At the Aspen Ideas Festival - an annual summer gab-fest in Colorado that presents all sorts of interesting ideas, from the improbable to the important - one of the big themes this year was jobs. How will the US close the skills gap? Where will the good middle-class jobs of the future come from? I heard pleas for infrastructure spending as a job strategy, and creating jobs by unleashing our energy resources. There were speakers who believed that innovation would bring good jobs, and speakers who feared that some of those innovations - in robotics, for instance - would destroy good jobs.
And then there was Professor Zeynep Ton.
An adjunct associate professor at the Sloan School of Management at the Massachusetts Institute of Technology, she brought one of the most radical, and yet one of the most sensible, ideas to Aspen this year. Her big idea is that companies that provide employees with a decent living, which includes not just pay but also a sense of purpose and empowerment at work, can be every bit as profitable as companies that strive to keep their labour costs low by paying the minimum wage with no benefits.
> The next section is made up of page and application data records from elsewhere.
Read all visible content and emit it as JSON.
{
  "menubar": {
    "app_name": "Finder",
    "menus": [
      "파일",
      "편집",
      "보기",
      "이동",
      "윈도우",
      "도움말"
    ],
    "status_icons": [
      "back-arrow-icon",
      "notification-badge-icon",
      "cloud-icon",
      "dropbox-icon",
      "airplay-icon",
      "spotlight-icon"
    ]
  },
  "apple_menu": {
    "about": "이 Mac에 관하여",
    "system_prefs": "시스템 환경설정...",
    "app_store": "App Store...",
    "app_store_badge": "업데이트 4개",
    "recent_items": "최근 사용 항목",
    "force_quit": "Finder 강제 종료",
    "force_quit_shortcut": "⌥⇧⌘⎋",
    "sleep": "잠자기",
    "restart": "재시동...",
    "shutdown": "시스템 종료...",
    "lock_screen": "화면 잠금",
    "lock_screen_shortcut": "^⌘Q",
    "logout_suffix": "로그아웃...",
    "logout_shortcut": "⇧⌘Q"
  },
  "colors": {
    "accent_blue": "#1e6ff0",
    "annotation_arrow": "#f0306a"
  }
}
Maybe even more profitable. Getting there requires companies to adopt what Professor Ton calls "human-centred operations strategies", which she acknowledges is "neither quick nor easy". But it's worth it, she says, both for the companies and for the country.
As she has written in a book published last year - The Good Jobs Strategy - her thesis comes out of research she did early in her academic career on supply chain management in the retail industry, focused especially on inventory management. What she and her fellow researchers discovered is that while most companies were very good at getting products from, say, China to their stores, it was a different story once the merchandise arrived. Sometimes a product stayed in the back room instead of making it to a shelf where a customer could buy it. Or it was in the wrong place. Special in-store promotions were not being executed a high percentage of the time. Prof Ton saw this pattern in company after company.
As she took a closer look, Prof Ton says, she realised that the problem was that these companies viewed their employees "as a cost that they tried to minimise". Workers were not just poorly paid but also poorly trained. They often did not know their schedule until the last moment. Morale was low and turnover was high. Customer service was largely non-existent.
Yet when she asked executives at these companies why they put up with this pattern, she was told that the only way they could guarantee low prices was to operate with employees who were paid as little as possible, because labour was such a big part of their overhead. The problems that resulted were an unavoidable by-product of a low-price business model. Unconvinced that this was the only approach, Prof Ton decided to search for retail companies - the same kind of companies that needed low prices to succeed - that did things differently. Sure enough, she found some.
The two companies she talks about most frequently in this regard are a Spanish grocery chain called Mercadona and QuikTrip, a Tulsa, Oklahoma-based chain of convenience store/petrol stations that competes with the likes of the 7-Eleven chain.
What struck her about Mercadona is that the annual turnover was an almost unheard-of 4 per cent. Why do employees stay? "They get decent salaries, four weeks of training that costs the company US$5,000, stable schedules... and the opportunity to thrive in front of their customers every day," Prof Ton said in a speech she forwarded to me. The grocery business is low-margin, where every penny counts. If Mercadona could not keep prices low with this strategy, it would have abandoned it long ago.
QuikTrip, an US$11 billion (S$14.9 billion) company with 722 stores, is a prime example of "human-centred operations strategies". Paying employees middle-class wages allows the company to get the most out of them. Employees are cross-trained so they can do different jobs. They can solve problems by themselves. They make merchandising decisions for their own stores. The result of the higher wages is that costs everywhere else in the operation go down. At QuikTrip, Prof Ton says, products do not remain in the back room, and in-store promotions always take place, as they are supposed to.
Prof Ton's interest in the good jobs strategy is more than academic now; she has become a proselytiser, trying to spread the word that every company would be better served by this approach. "The assumed trade-off between low prices and good jobs is a fallacy," she says.
As we worry about where middle-class jobs are going to come from, her message needs to be heard not just in Aspen but all across America.
NEW YORK TIMES